From the information given, Young Life Africa uses an “open arms” technique to reel in students and teens to participate in camps and hear the Christian gospel. Young Life Africa has a lot improve when it comes to ensuring that their volunteers, staff and donations are monitored and put to the best use possible. Although is seems as though it was a local Tanzanian who established Young Life Africa, it’s important that they too want to better their communities and “help Africans.” These leaders a compelled to help because they want to make a change in their communities and countries and even though they do not offer visits to an orphanage or build chicken coops, they still want outsiders. International or not, Young Life Africa wants you to be a humanitarian and help these young “Africans!” lives.
This post may have been edited by admin for clarity and length.
Agape Scholars International, “Young Life Camp Africa: The Continent of Young People” Agape Scholars International, 12 Aug. 2016 https://agapescholars.wordpress.com/2016/08/12/young-life-camp-africa-the-continent-of-Mutungi, Kenrda.
Davidson, Basil “The Bible and The Gun” AFRICA ep.5 6 Jun. 2007 https://www.youtube.com/watch?v=MNWA2cOS7sg Accessed 27 Jul. 2018
Hadid, Diaa. “A World Vision Donor Sponsored a Boy. The Outcome Was a Mystery to Both.” The New York Times. 2 Aug. 2016 https://www.nytimes.com/2016/08/03/world/middleeast/worldvision-palestinians-sponsor-a-child.html Accessed 27 Jul. 2018

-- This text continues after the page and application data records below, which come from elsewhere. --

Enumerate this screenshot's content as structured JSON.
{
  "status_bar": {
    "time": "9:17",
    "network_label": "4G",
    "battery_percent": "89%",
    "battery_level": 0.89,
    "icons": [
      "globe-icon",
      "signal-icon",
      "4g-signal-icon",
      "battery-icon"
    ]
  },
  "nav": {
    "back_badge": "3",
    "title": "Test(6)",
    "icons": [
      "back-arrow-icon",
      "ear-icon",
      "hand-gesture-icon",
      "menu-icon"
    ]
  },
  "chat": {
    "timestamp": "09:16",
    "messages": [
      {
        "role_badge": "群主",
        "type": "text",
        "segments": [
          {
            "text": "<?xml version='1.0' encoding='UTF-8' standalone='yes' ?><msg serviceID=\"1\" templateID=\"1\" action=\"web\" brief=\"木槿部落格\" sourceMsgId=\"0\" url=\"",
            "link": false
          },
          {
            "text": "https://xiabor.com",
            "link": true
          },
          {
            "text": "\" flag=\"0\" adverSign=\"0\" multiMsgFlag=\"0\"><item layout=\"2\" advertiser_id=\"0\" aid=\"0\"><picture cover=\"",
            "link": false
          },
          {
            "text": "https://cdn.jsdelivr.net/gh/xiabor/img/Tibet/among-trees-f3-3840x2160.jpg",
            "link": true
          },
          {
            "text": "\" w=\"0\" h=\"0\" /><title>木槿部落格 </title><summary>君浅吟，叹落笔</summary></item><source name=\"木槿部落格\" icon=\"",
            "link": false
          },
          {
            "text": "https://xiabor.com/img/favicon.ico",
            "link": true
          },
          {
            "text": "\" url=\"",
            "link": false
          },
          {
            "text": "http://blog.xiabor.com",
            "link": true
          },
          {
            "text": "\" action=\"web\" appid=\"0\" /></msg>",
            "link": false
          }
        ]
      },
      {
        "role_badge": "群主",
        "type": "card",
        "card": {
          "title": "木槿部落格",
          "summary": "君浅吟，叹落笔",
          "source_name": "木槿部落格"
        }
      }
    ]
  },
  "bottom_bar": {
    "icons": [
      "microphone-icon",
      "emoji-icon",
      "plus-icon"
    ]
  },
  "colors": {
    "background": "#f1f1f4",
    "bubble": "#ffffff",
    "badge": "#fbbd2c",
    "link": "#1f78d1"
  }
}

Illicitly, Ivan. “To Hell with Your Good Intentions”. 20 Apr. 1968 http://www.swaraj.org/illich_hell.htm Accessed 27 Jul. 2018
“Our Story”, Young Life Africa. https://africa.younglife.org/about/our-story/ 2018, Accessed 27 Jul. 2018
“Tanzania”, Young Life Africa. https://africa.younglife.org/country/tanzania/, 2018, Accessed 27 Jul. 2018
“Worries of the Heart, Widows, Family and Community in Kenya University of Chicago Press 1 Sept. 2007. Accessed 27 Jul. 2018
“Young Life Camp Africa!” Young Life Africa Facebook https://www.facebook.com/YLAfrica/videos/1636076423314906/ , 2015 Accessed 27 Jul. 2018
https://agapescholars.wordpress.com/2016/08/12/young-life-camp-africa-the-continent-of-young-people/ Accessed 27 Jul. 2018